§ WHAT YOU NEED TO DO:
For the word "idiomas", determine how many lines of the entries below contain it, and give only that number.

RECORDS FOR THE EXERCISE Block Start

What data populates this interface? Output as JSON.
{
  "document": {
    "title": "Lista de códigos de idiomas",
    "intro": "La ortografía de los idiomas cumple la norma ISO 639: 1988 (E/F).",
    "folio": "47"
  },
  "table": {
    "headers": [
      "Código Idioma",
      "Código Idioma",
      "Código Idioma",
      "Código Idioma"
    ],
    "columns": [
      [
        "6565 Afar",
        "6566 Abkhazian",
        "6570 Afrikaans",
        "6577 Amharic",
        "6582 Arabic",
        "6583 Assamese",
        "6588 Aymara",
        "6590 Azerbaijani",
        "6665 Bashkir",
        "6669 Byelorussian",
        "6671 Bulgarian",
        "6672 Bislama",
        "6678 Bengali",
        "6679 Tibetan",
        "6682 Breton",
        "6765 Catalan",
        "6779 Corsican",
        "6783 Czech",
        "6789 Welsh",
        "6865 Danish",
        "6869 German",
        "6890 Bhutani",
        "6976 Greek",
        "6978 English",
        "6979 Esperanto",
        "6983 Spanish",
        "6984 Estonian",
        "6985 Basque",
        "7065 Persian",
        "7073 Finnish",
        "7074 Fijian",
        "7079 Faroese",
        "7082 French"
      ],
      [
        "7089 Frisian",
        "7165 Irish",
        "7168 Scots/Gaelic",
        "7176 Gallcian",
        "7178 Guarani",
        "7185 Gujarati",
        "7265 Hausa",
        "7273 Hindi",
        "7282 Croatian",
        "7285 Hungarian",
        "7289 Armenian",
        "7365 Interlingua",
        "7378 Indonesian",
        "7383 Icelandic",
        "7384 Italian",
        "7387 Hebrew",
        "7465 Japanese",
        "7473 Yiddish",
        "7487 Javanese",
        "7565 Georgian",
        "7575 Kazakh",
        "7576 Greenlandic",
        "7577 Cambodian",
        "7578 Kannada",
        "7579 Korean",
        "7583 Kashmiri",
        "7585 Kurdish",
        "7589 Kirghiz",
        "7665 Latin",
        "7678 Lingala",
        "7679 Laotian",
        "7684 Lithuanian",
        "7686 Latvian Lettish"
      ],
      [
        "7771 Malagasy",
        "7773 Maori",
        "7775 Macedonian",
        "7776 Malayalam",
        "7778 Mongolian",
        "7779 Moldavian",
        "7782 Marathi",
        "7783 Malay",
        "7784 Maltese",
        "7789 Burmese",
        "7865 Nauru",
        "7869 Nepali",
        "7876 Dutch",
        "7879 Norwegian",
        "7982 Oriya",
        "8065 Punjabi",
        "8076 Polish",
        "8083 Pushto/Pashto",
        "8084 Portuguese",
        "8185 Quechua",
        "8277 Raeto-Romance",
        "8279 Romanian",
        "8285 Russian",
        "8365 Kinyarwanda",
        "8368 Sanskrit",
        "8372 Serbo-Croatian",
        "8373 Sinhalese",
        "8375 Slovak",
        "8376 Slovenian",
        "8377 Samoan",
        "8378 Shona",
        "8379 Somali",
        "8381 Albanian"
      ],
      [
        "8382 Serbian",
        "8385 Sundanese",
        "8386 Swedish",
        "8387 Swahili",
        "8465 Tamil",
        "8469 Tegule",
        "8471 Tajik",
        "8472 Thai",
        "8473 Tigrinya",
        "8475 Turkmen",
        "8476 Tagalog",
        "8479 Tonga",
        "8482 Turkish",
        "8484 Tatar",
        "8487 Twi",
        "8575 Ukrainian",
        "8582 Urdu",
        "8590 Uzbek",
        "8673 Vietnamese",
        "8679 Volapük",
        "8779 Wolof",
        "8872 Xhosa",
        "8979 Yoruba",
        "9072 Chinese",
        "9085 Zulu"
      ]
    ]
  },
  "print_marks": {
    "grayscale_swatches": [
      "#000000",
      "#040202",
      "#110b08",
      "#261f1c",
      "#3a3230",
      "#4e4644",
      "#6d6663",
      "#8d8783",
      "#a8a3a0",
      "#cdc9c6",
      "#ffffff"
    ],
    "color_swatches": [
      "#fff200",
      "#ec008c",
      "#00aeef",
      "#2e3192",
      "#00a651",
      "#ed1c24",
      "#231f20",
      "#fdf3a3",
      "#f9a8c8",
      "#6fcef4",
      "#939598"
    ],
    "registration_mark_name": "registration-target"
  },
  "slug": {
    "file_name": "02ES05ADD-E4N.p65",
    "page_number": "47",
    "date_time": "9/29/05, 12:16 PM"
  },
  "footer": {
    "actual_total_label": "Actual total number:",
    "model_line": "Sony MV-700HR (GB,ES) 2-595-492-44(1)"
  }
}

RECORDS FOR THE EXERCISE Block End

§ ANSWER:
2